Commit to Going Offline
Like with any major change, it's important to get committed and remember your why, so that you have something to focus on when you're itching to scroll through Instagram. Having a goal and a time frame in mind will give you something to stick to. Keep it a manageable and accessible goal, knowing that you don't have to go all in right away. Maybe you make it a goal to keep your phone out of the bedroom, commit to having only one screen on at a time, or take a break from a certain social media platform. Uninstalling apps that you no longer plan to use, or using apps that block certain applications and the internet such as Cold Turkey and Freedom can help.

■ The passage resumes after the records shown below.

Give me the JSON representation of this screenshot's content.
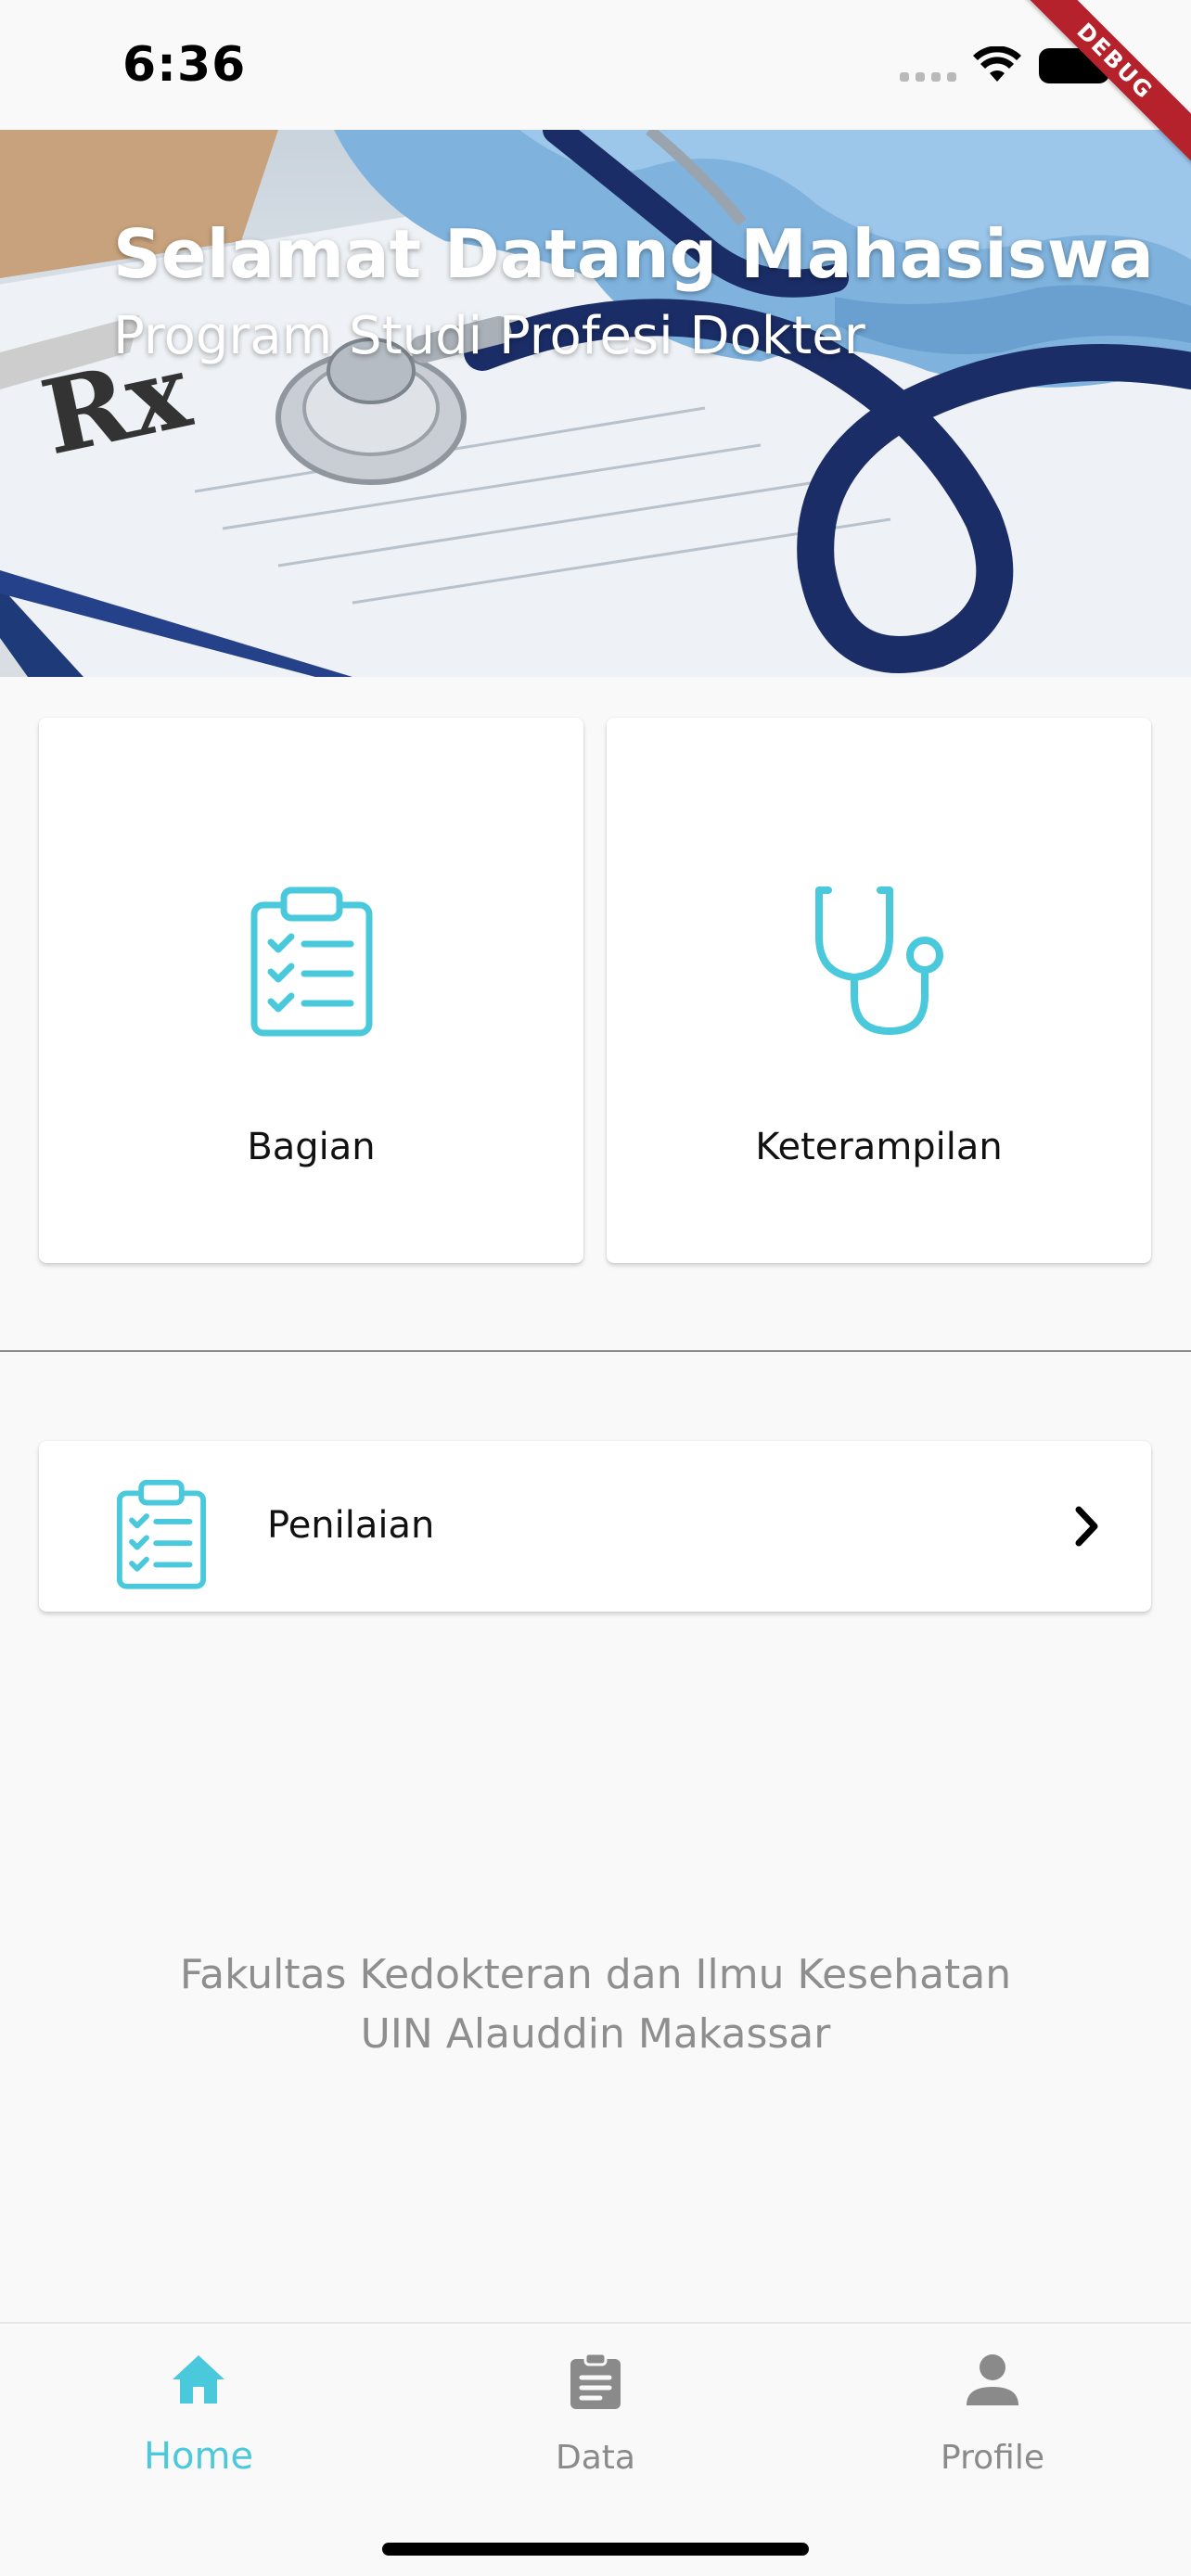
{
  "status_bar": {
    "time": "6:36",
    "debug_label": "DEBUG",
    "icons": [
      "signal-icon",
      "wifi-icon",
      "battery-icon"
    ]
  },
  "hero": {
    "title": "Selamat Datang Mahasiswa",
    "subtitle": "Program Studi Profesi Dokter"
  },
  "menu": {
    "cards": [
      {
        "label": "Bagian",
        "icon": "clipboard-checklist-icon"
      },
      {
        "label": "Keterampilan",
        "icon": "stethoscope-icon"
      }
    ],
    "list": [
      {
        "label": "Penilaian",
        "icon": "clipboard-checklist-icon",
        "trailing_icon": "chevron-right-icon"
      }
    ]
  },
  "footer": {
    "line1": "Fakultas Kedokteran dan Ilmu Kesehatan",
    "line2": "UIN Alauddin Makassar"
  },
  "bottom_nav": {
    "active": "Home",
    "items": [
      {
        "label": "Home",
        "icon": "home-icon"
      },
      {
        "label": "Data",
        "icon": "clipboard-icon"
      },
      {
        "label": "Profile",
        "icon": "person-icon"
      }
    ]
  },
  "colors": {
    "accent": "#4ac9dc",
    "background": "#f9f9f9",
    "muted_text": "#8e8e8e",
    "debug_ribbon": "#b5222c"
  }
}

If you've every tracked the time you've spend on all the different websites on your computer or all the apps on your phone, you'll quickly discover how fast your screen time use can add up. Rather than trying to stay away from the screen, focus on what you can add in instead. This is the perfect time for trying out a new hobby, or take things old-school and get your entertainment from reading a hard copy book, or opting to read the newspaper to get the news.
Introduce Alternate Ways of Contact
Texting, e-mailing, and DMing are crazy convenient, but they can make us forget other forms of communication. Prioritize spending time with friends in person or catching up on the phone during this time of digital detox, and make sure that you turn off notifications on your smartphone so you aren't feeling like you constantly need to check in to see what's happening. This can also be a great time to send a nice handwritten note to a loved one.
Go Back to Paper
Sure, technology can make things like brainstorming and writing quicker, but there really isn't anything that compares to putting pen to paper. You may find that writing and doodling in this way helps your creativity to flow more easily, so this might work really when you're going through a creative period at work, or when you're trying to allow your mind to wander and contemplate all those big dreams you might have. Shifting back to paper also gives you extra time away from blue light and sitting at a screen, which may help with headaches, trouble sleeping, and neck and shoulder stiffness.
Cleanse Apps & Social Media Accounts
Digital detoxing doesn't even have to be about committing to spending less time offline, but you can make a commitment to using your screen time more mindfully. Take a moment to look through all the apps on your phone, getting rid of those that you don't use anymore, or that you don't feel bring you peace of mind or enjoyment anymore. If you'd like, you can even try uninstalling all the apps on your phone for a week, and only reinstall the ones that you truly found yourself missing. You can also take the time to go through the social media accounts that you follow, unfollowing those accounts that you find drag you down or that leave you into a comparison trap, so you can leave more space for accounts and friends that leave you feeling uplifted, informed, or entertained.